An important factor in developing new technologies at the university is the link to private companies able to commercialize and bring them to market.
Claus Mortensen and Ole Trudslev
BioCycle February 2019
In its quest to prove that 100 percent renewable is doable, and since Denmark gets almost 50 percent of its electricity from renewable energy sources — and the security of supply is around 99.995 percent — Apple, Inc. chose Denmark as the ideal location for one of its European data centers. Located in Foulum near Viborg, the new data center is right next to Aarhus University’s Research Centre Foulum, home to one of the largest biogas research and development (R&D) facilities in the world.
As part of its billion dollar investment, Apple has funded R&D activities at the university. The goal is to supply the data center with biogas derived electricity from fuel cells at the university’s anaerobic digestion (AD) facility. The Danish company Xergi designed and built the biogas plant at Aarhus University in 2007. The AD facility has been used for experimental purposes and heating of the campus. Now, with Apple’s investment, the plant will increase its capacity, processing more than 85,000 tons of manure, deep litter, straw, grass, silage and food waste to produce 5 million cubic meters/year of biogas (176.6 million ft3).
Intersection Between Industry And Applied Research
Research at the Aarhus University digester includes testing and demonstration of new pretreatment systems, process optimization and power-to-gas technologies. Haldor Topsøe, a catalyst designer and manufacturer, has been doing research and demonstration on-site, leading to a subsequent precommercial field trial by University of Chicago spin-off Electrochaea LLC that demonstrated biocatalyst methanization. Xergi has conducted research on optimizing AD of biomass feedstocks that were considered difficult to handle, e.g, processing large quantities of straw and manure with bedding material, and large amounts of chicken litter. Today the company has improved these innovations, and implemented them in several large-scale commercial plants.
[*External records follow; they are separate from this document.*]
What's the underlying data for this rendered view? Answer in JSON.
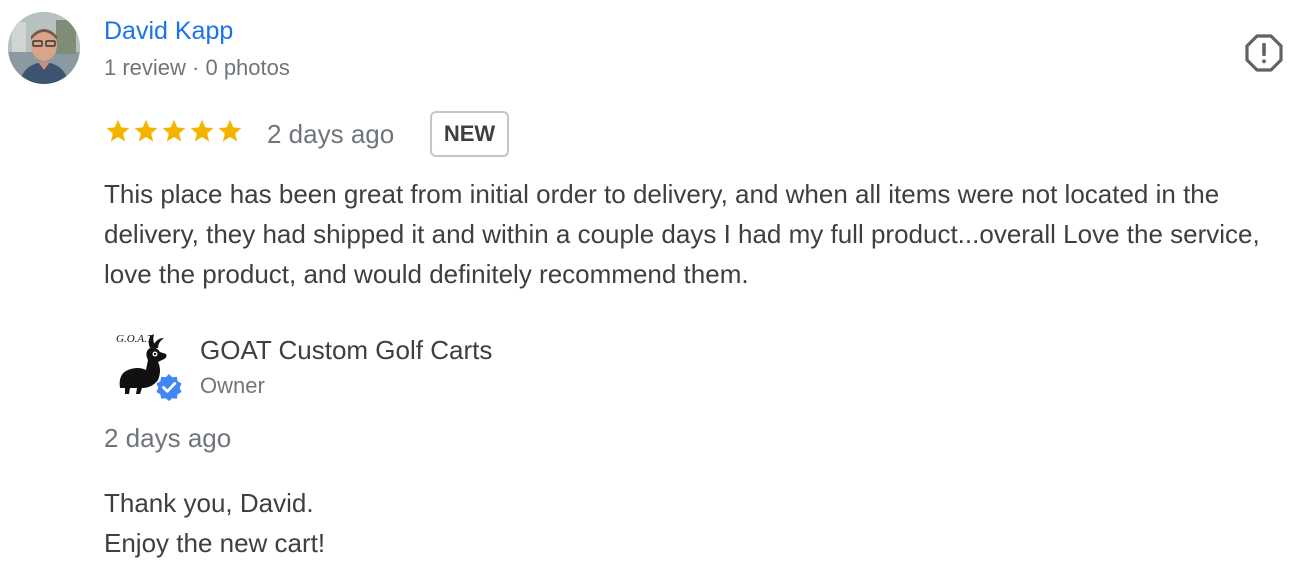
{
  "review": {
    "reviewer": {
      "name": "David Kapp",
      "meta": "1 review · 0 photos",
      "avatar_icon": "user-photo"
    },
    "report_icon": "report-flag-icon",
    "rating": 5,
    "star_color": "#f4b400",
    "date": "2 days ago",
    "badge": "NEW",
    "text": "This place has been great from initial order to delivery, and when all items were not located in the delivery, they had shipped it and within a couple days I had my full product...overall Love the service, love the product, and would definitely recommend them."
  },
  "owner_reply": {
    "owner_name": "GOAT Custom Golf Carts",
    "role": "Owner",
    "logo_icon": "goat-logo",
    "verified_icon": "verified-badge-icon",
    "verified_color": "#4285f4",
    "date": "2 days ago",
    "lines": [
      "Thank you, David.",
      "Enjoy the new cart!"
    ]
  },
  "colors": {
    "link_blue": "#1a73e8",
    "text_primary": "#3c4043",
    "text_secondary": "#70757a"
  }
}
An important factor in developing new technologies at the university is the link to private companies able to commercialize and bring them to market. Innovations like these contribute to advancing the biogas industry and improving the efficiency of biogas plants. For example, Xergi is a partner in a recent research project on methanization, where methane yield from existing biomass is increased by converting the carbon dioxide content in biogas to methane by addition of hydrogen. This project is increasing the energy potential of a biogas plant without increasing volumes of biomass to be processed. The common denominator for these research projects is receipt of financial support from either the Danish government or the European Union.
In the future, high value products will be extracted from various biomass feedstocks as part of a biorefining process. Aarhus University currently separates organic meadow grass into a fiber and a liquid fraction. The protein rich liquid fraction is used for organic fodder for one-stomach animals like pigs; the fiber fraction can be used to feed cows or for biogas production. The expanded plant at Aarhus University also will showcase a new method that utilizes partially degassed digestate (removed from the digester before standard retention time is reached) from biogas plants to create storable fungal substrates for mushroom production.
Agro Business Park And Inbiom
Agro Business Park, an agri-environmental technology incubator and international business development organization, is located directly between Apple’s data center and Aarhus University. Throughout the last 18 years, Agro Business Park has helped Danish and foreign companies develop new solutions within biomass, biogas and the bioeconomy by facilitating cooperation between public and private stakeholders and securing financing for such partnerships.
As a part of the Danish government’s investment focus on green innovation and competitiveness, Agro Business Park has been asked to operate The Danish Innovation Network for Bio-resources (INBIOM). The innovation network is a public-private initiative that brings a wide range of stakeholders, from biogas production and cleaning to green protein and insect production.
A recent example is Biogas2020 — a biogas platform project where technology demonstration and knowledge sharing took place between 35 public and private partners from three Scandinavian countries. Included were an analysis and business case development of liquid natural gas (LNG) production at a plant with no access to the natural gas grid, biogas production based on straw pellets and organic residues from wastewater from a dairy, and an analysis of the potential for CNG in Danish marine traffic and certification of biogas for transport. Biogas2020 also analyzed the positive externalities by producing biogas from waste products, including use of food waste digestate.
With more than 1,500 members, including 750 companies and all Danish universities doing research within biogas, INBIOM is a good contact for American stakeholders interested in collaborating with Danish companies or universities. As part of the newly founded cross Atlantic biogas program Biogas Go Global (see sidebar on page 26), INBIOM and Agro Business Park will work to accelerate common research, development and demonstration partnerships between companies and universities from both countries to develop the biogas industry on both sides of the Atlantic.
Claus Mortensen is Project Manager at the Agro Business Park and The Danish Innovation Network for Bio-resources. Ole Trudslev is Business Development and Sales Manager at Xergi. He can be reached at firstname.lastname@example.org.